I hit that site and read this in the incident report...
01-18-2008: At 9:20 pm on January 18 the USFS Snow Rangers were informed that a solo climber was overdue from his climb in Huntington Ravine. The overdue climber had signed into the winter climbers register at Pinkham Notch with the plan of climbing Central Gully in Huntington Ravine. According to his friends who reported him overdue, he had experience in many gullies in Huntington Ravine and had talked about Odell Gully as another option for his day.
A team searched the access routes into Huntington Ravine between 10:00 pm and midnight on the 18th. Due to snow stability concerns, search teams didn’t enter avalanche terrain until first light the next day to begin searching Huntington Ravine. Shortly after sunrise, the missing climber’s body was found in avalanche debris below Odell Gully. The climber was on top of the debris and died as a result of being avalanched out of Odell Gully. He was put in a technical litter, lowered 500 ft to the floor of the Ravine and transported to Pinkham Notch by the USFS snowcat."

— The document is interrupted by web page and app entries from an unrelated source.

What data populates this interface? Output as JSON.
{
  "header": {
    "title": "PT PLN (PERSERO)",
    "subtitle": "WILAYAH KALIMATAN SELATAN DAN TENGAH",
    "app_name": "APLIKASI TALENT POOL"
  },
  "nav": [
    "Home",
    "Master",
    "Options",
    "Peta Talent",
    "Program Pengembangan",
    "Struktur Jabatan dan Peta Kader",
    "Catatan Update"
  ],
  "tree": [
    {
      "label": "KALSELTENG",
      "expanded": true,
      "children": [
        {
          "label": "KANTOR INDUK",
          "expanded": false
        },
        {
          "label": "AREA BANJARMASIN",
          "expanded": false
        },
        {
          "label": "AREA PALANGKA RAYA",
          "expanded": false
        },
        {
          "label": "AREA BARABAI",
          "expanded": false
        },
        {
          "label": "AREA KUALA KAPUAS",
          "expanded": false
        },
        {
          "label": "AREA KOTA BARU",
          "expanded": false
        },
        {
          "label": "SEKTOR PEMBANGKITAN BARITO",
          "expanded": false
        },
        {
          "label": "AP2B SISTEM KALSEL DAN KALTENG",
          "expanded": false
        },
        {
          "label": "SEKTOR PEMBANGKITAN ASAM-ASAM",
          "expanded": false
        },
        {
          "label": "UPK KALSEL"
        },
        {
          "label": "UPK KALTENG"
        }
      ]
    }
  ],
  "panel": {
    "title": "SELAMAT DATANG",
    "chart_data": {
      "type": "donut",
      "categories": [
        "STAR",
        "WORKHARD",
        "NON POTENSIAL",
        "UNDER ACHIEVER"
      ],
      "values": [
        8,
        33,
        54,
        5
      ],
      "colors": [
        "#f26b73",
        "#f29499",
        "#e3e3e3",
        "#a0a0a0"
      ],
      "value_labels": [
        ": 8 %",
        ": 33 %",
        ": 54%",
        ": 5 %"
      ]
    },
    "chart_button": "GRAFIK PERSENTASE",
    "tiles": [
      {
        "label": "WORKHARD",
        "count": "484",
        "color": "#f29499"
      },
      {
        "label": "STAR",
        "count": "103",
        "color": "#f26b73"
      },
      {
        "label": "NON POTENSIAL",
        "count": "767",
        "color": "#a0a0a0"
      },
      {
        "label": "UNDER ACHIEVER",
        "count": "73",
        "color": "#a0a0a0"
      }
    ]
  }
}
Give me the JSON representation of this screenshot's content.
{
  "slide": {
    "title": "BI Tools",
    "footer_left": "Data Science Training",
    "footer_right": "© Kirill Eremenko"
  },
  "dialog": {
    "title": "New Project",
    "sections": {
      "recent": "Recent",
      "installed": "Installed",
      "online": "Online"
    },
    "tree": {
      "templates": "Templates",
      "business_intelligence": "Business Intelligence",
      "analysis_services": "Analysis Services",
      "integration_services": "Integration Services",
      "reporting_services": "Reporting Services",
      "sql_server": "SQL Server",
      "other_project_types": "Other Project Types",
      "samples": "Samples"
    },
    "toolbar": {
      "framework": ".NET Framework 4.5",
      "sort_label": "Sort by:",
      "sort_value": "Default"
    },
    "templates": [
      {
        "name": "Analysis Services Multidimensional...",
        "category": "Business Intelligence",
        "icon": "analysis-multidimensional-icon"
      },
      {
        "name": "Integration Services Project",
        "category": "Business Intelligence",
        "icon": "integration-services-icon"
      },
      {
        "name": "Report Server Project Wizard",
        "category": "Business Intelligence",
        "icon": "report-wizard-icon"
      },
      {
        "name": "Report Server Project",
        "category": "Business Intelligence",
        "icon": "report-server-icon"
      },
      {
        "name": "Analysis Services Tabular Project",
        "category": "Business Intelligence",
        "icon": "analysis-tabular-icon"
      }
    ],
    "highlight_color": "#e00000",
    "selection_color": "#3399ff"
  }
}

These guys had a cold night up there this weekend:
MOUNT WASHINGTON, N.H. (AP) -- Two Massachusetts hikers lost the trail in a whiteout on Mount Washington, but did not lose their lives, because they were prepared to deal with the changing weather.
Daniel Molloy, 51, of East Sandwich, and Nilton Motta, 31, of Plymouth, had planned a day hike to the summit on Sunday. By 4 p.m., they were caught in a whiteout somewhere above treeline. Blinded by driving snow, they lost the trail and found themselves slogging through brush and snowdrifts.
Eventually, they dug a deep hole in the snow and hunkered down, using extra gear and broken branches to insulate themselves from temperatures near zero and winds near 70 mph. At dawn Monday, they got their bearings and hiked off the mountain as searchers began looking for them, Fish and Game Officer Mark Ober said.
Molloy said until they got into the hole and out of the wind, he was concerned about his hiking partner.
"He went into what looked to me like hypothermia," Molloy told WGIR radio. "He was shivering and a little bit despondent."
Molloy dug their shelter with a pan they had intended to use to make some cappuccino at the summit.
Ober said neither man needed any medical help because they were prepared with extra gear and clothing, as well as food, water, lights, a cooking stove and climbing gear.
"Being prepared with good gear and basic survival knowledge, these men were able to spend a night in inhospitable conditions and come out of the situation with no more than a chill," he said.
Molloy said the sudden snowstorm was unpredictable and unexpected.
"We were in the wrong place at the wrong time with the weather," he said.